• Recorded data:
+ + + + + + +

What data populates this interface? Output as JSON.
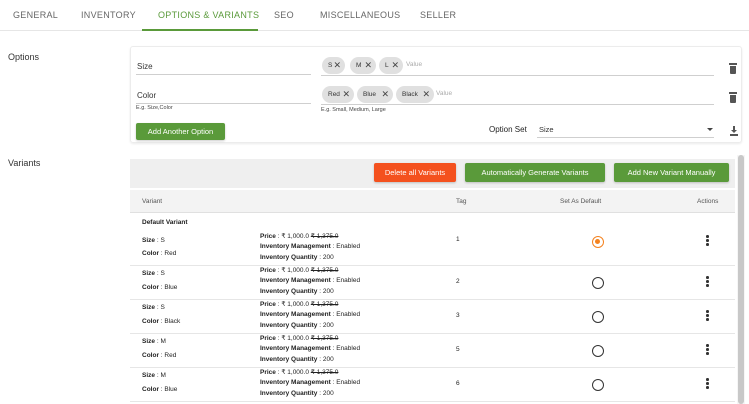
{
  "tabs": [
    {
      "label": "GENERAL"
    },
    {
      "label": "INVENTORY"
    },
    {
      "label": "OPTIONS & VARIANTS"
    },
    {
      "label": "SEO"
    },
    {
      "label": "MISCELLANEOUS"
    },
    {
      "label": "SELLER"
    }
  ],
  "active_tab": "OPTIONS & VARIANTS",
  "colors": {
    "accent": "#5a9a3a",
    "danger": "#f4511e",
    "radio_selected": "#f4821f"
  },
  "options": {
    "section_label": "Options",
    "rows": [
      {
        "name": "Size",
        "values": [
          "S",
          "M",
          "L"
        ],
        "placeholder": "Value",
        "hint": "",
        "delete_icon": "trash-icon"
      },
      {
        "name": "Color",
        "values": [
          "Red",
          "Blue",
          "Black"
        ],
        "placeholder": "Value",
        "hint": "E.g. Size,Color",
        "values_hint": "E.g. Small, Medium, Large",
        "delete_icon": "trash-icon"
      }
    ],
    "add_button": "Add Another Option",
    "option_set_label": "Option Set",
    "option_set_value": "Size",
    "download_icon": "download-icon"
  },
  "variants": {
    "section_label": "Variants",
    "delete_all": "Delete all Variants",
    "auto_generate": "Automatically Generate Variants",
    "add_manual": "Add New Variant Manually",
    "columns": [
      "Variant",
      "Tag",
      "Set As Default",
      "Actions"
    ],
    "default_label": "Default Variant",
    "labels": {
      "size": "Size",
      "color": "Color",
      "price": "Price",
      "inventory_management": "Inventory Management",
      "inventory_quantity": "Inventory Quantity"
    },
    "rows": [
      {
        "size": "S",
        "color": "Red",
        "price": "₹ 1,000.0",
        "compare_price": "₹ 1,375.0",
        "inventory_management": "Enabled",
        "inventory_quantity": "200",
        "tag": "1",
        "default": true
      },
      {
        "size": "S",
        "color": "Blue",
        "price": "₹ 1,000.0",
        "compare_price": "₹ 1,375.0",
        "inventory_management": "Enabled",
        "inventory_quantity": "200",
        "tag": "2",
        "default": false
      },
      {
        "size": "S",
        "color": "Black",
        "price": "₹ 1,000.0",
        "compare_price": "₹ 1,375.0",
        "inventory_management": "Enabled",
        "inventory_quantity": "200",
        "tag": "3",
        "default": false
      },
      {
        "size": "M",
        "color": "Red",
        "price": "₹ 1,000.0",
        "compare_price": "₹ 1,375.0",
        "inventory_management": "Enabled",
        "inventory_quantity": "200",
        "tag": "5",
        "default": false
      },
      {
        "size": "M",
        "color": "Blue",
        "price": "₹ 1,000.0",
        "compare_price": "₹ 1,375.0",
        "inventory_management": "Enabled",
        "inventory_quantity": "200",
        "tag": "6",
        "default": false
      }
    ]
  }
}
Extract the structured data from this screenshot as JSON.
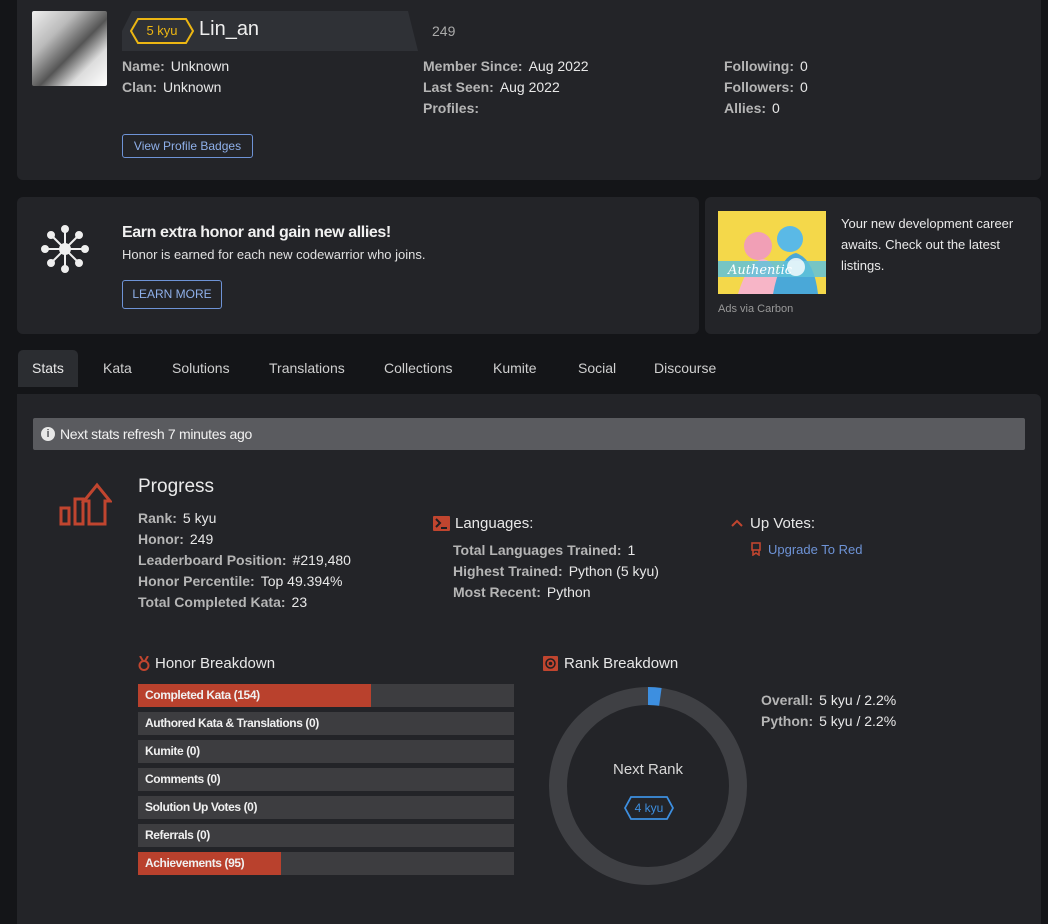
{
  "profile": {
    "rank_badge": "5 kyu",
    "username": "Lin_an",
    "honor": "249",
    "name_label": "Name:",
    "name": "Unknown",
    "clan_label": "Clan:",
    "clan": "Unknown",
    "member_since_label": "Member Since:",
    "member_since": "Aug 2022",
    "last_seen_label": "Last Seen:",
    "last_seen": "Aug 2022",
    "profiles_label": "Profiles:",
    "following_label": "Following:",
    "following": "0",
    "followers_label": "Followers:",
    "followers": "0",
    "allies_label": "Allies:",
    "allies": "0",
    "badges_button": "View Profile Badges"
  },
  "promo": {
    "title": "Earn extra honor and gain new allies!",
    "text": "Honor is earned for each new codewarrior who joins.",
    "button": "LEARN MORE",
    "icon": "network-icon"
  },
  "ad": {
    "text": "Your new development career awaits. Check out the latest listings.",
    "image_text": "Authentic",
    "via": "Ads via Carbon"
  },
  "tabs": [
    "Stats",
    "Kata",
    "Solutions",
    "Translations",
    "Collections",
    "Kumite",
    "Social",
    "Discourse"
  ],
  "refresh": "Next stats refresh 7 minutes ago",
  "progress": {
    "title": "Progress",
    "rank_label": "Rank:",
    "rank": "5 kyu",
    "honor_label": "Honor:",
    "honor": "249",
    "leaderboard_label": "Leaderboard Position:",
    "leaderboard": "#219,480",
    "percentile_label": "Honor Percentile:",
    "percentile": "Top 49.394%",
    "completed_label": "Total Completed Kata:",
    "completed": "23"
  },
  "languages": {
    "title": "Languages:",
    "total_label": "Total Languages Trained:",
    "total": "1",
    "highest_label": "Highest Trained:",
    "highest": "Python (5 kyu)",
    "recent_label": "Most Recent:",
    "recent": "Python"
  },
  "upvotes": {
    "title": "Up Votes:",
    "link": "Upgrade To Red"
  },
  "honor_breakdown": {
    "title": "Honor Breakdown",
    "items": [
      {
        "label": "Completed Kata (154)",
        "fraction": 0.62
      },
      {
        "label": "Authored Kata & Translations (0)",
        "fraction": 0
      },
      {
        "label": "Kumite (0)",
        "fraction": 0
      },
      {
        "label": "Comments (0)",
        "fraction": 0
      },
      {
        "label": "Solution Up Votes (0)",
        "fraction": 0
      },
      {
        "label": "Referrals (0)",
        "fraction": 0
      },
      {
        "label": "Achievements (95)",
        "fraction": 0.38
      }
    ]
  },
  "rank_breakdown": {
    "title": "Rank Breakdown",
    "center_label": "Next Rank",
    "next_rank": "4 kyu",
    "progress_fraction": 0.022,
    "overall_label": "Overall:",
    "overall": "5 kyu / 2.2%",
    "python_label": "Python:",
    "python": "5 kyu / 2.2%"
  },
  "colors": {
    "accent_red": "#b9412d",
    "kyu_yellow": "#ecb613",
    "kyu_blue": "#3d8fe0",
    "link_blue": "#6e93d6"
  }
}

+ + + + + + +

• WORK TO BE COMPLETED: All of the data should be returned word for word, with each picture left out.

• TASK OUTPUT:
What data populates this interface? Output as JSON.
{
  "tabs": [
    {
      "label": "GENERAL"
    },
    {
      "label": "INVENTORY"
    },
    {
      "label": "OPTIONS & VARIANTS"
    },
    {
      "label": "SEO"
    },
    {
      "label": "MISCELLANEOUS"
    },
    {
      "label": "SELLER"
    }
  ],
  "active_tab": "OPTIONS & VARIANTS",
  "colors": {
    "accent": "#5a9a3a",
    "danger": "#f4511e",
    "radio_selected": "#f4821f"
  },
  "options": {
    "section_label": "Options",
    "rows": [
      {
        "name": "Size",
        "values": [
          "S",
          "M",
          "L"
        ],
        "placeholder": "Value",
        "hint": "",
        "delete_icon": "trash-icon"
      },
      {
        "name": "Color",
        "values": [
          "Red",
          "Blue",
          "Black"
        ],
        "placeholder": "Value",
        "hint": "E.g. Size,Color",
        "values_hint": "E.g. Small, Medium, Large",
        "delete_icon": "trash-icon"
      }
    ],
    "add_button": "Add Another Option",
    "option_set_label": "Option Set",
    "option_set_value": "Size",
    "download_icon": "download-icon"
  },
  "variants": {
    "section_label": "Variants",
    "delete_all": "Delete all Variants",
    "auto_generate": "Automatically Generate Variants",
    "add_manual": "Add New Variant Manually",
    "columns": [
      "Variant",
      "Tag",
      "Set As Default",
      "Actions"
    ],
    "default_label": "Default Variant",
    "labels": {
      "size": "Size",
      "color": "Color",
      "price": "Price",
      "inventory_management": "Inventory Management",
      "inventory_quantity": "Inventory Quantity"
    },
    "rows": [
      {
        "size": "S",
        "color": "Red",
        "price": "₹ 1,000.0",
        "compare_price": "₹ 1,375.0",
        "inventory_management": "Enabled",
        "inventory_quantity": "200",
        "tag": "1",
        "default": true
      },
      {
        "size": "S",
        "color": "Blue",
        "price": "₹ 1,000.0",
        "compare_price": "₹ 1,375.0",
        "inventory_management": "Enabled",
        "inventory_quantity": "200",
        "tag": "2",
        "default": false
      },
      {
        "size": "S",
        "color": "Black",
        "price": "₹ 1,000.0",
        "compare_price": "₹ 1,375.0",
        "inventory_management": "Enabled",
        "inventory_quantity": "200",
        "tag": "3",
        "default": false
      },
      {
        "size": "M",
        "color": "Red",
        "price": "₹ 1,000.0",
        "compare_price": "₹ 1,375.0",
        "inventory_management": "Enabled",
        "inventory_quantity": "200",
        "tag": "5",
        "default": false
      },
      {
        "size": "M",
        "color": "Blue",
        "price": "₹ 1,000.0",
        "compare_price": "₹ 1,375.0",
        "inventory_management": "Enabled",
        "inventory_quantity": "200",
        "tag": "6",
        "default": false
      }
    ]
  }
}
Extract the structured data from this screenshot as JSON.
{
  "profile": {
    "rank_badge": "5 kyu",
    "username": "Lin_an",
    "honor": "249",
    "name_label": "Name:",
    "name": "Unknown",
    "clan_label": "Clan:",
    "clan": "Unknown",
    "member_since_label": "Member Since:",
    "member_since": "Aug 2022",
    "last_seen_label": "Last Seen:",
    "last_seen": "Aug 2022",
    "profiles_label": "Profiles:",
    "following_label": "Following:",
    "following": "0",
    "followers_label": "Followers:",
    "followers": "0",
    "allies_label": "Allies:",
    "allies": "0",
    "badges_button": "View Profile Badges"
  },
  "promo": {
    "title": "Earn extra honor and gain new allies!",
    "text": "Honor is earned for each new codewarrior who joins.",
    "button": "LEARN MORE",
    "icon": "network-icon"
  },
  "ad": {
    "text": "Your new development career awaits. Check out the latest listings.",
    "image_text": "Authentic",
    "via": "Ads via Carbon"
  },
  "tabs": [
    "Stats",
    "Kata",
    "Solutions",
    "Translations",
    "Collections",
    "Kumite",
    "Social",
    "Discourse"
  ],
  "refresh": "Next stats refresh 7 minutes ago",
  "progress": {
    "title": "Progress",
    "rank_label": "Rank:",
    "rank": "5 kyu",
    "honor_label": "Honor:",
    "honor": "249",
    "leaderboard_label": "Leaderboard Position:",
    "leaderboard": "#219,480",
    "percentile_label": "Honor Percentile:",
    "percentile": "Top 49.394%",
    "completed_label": "Total Completed Kata:",
    "completed": "23"
  },
  "languages": {
    "title": "Languages:",
    "total_label": "Total Languages Trained:",
    "total": "1",
    "highest_label": "Highest Trained:",
    "highest": "Python (5 kyu)",
    "recent_label": "Most Recent:",
    "recent": "Python"
  },
  "upvotes": {
    "title": "Up Votes:",
    "link": "Upgrade To Red"
  },
  "honor_breakdown": {
    "title": "Honor Breakdown",
    "items": [
      {
        "label": "Completed Kata (154)",
        "fraction": 0.62
      },
      {
        "label": "Authored Kata & Translations (0)",
        "fraction": 0
      },
      {
        "label": "Kumite (0)",
        "fraction": 0
      },
      {
        "label": "Comments (0)",
        "fraction": 0
      },
      {
        "label": "Solution Up Votes (0)",
        "fraction": 0
      },
      {
        "label": "Referrals (0)",
        "fraction": 0
      },
      {
        "label": "Achievements (95)",
        "fraction": 0.38
      }
    ]
  },
  "rank_breakdown": {
    "title": "Rank Breakdown",
    "center_label": "Next Rank",
    "next_rank": "4 kyu",
    "progress_fraction": 0.022,
    "overall_label": "Overall:",
    "overall": "5 kyu / 2.2%",
    "python_label": "Python:",
    "python": "5 kyu / 2.2%"
  },
  "colors": {
    "accent_red": "#b9412d",
    "kyu_yellow": "#ecb613",
    "kyu_blue": "#3d8fe0",
    "link_blue": "#6e93d6"
  }
}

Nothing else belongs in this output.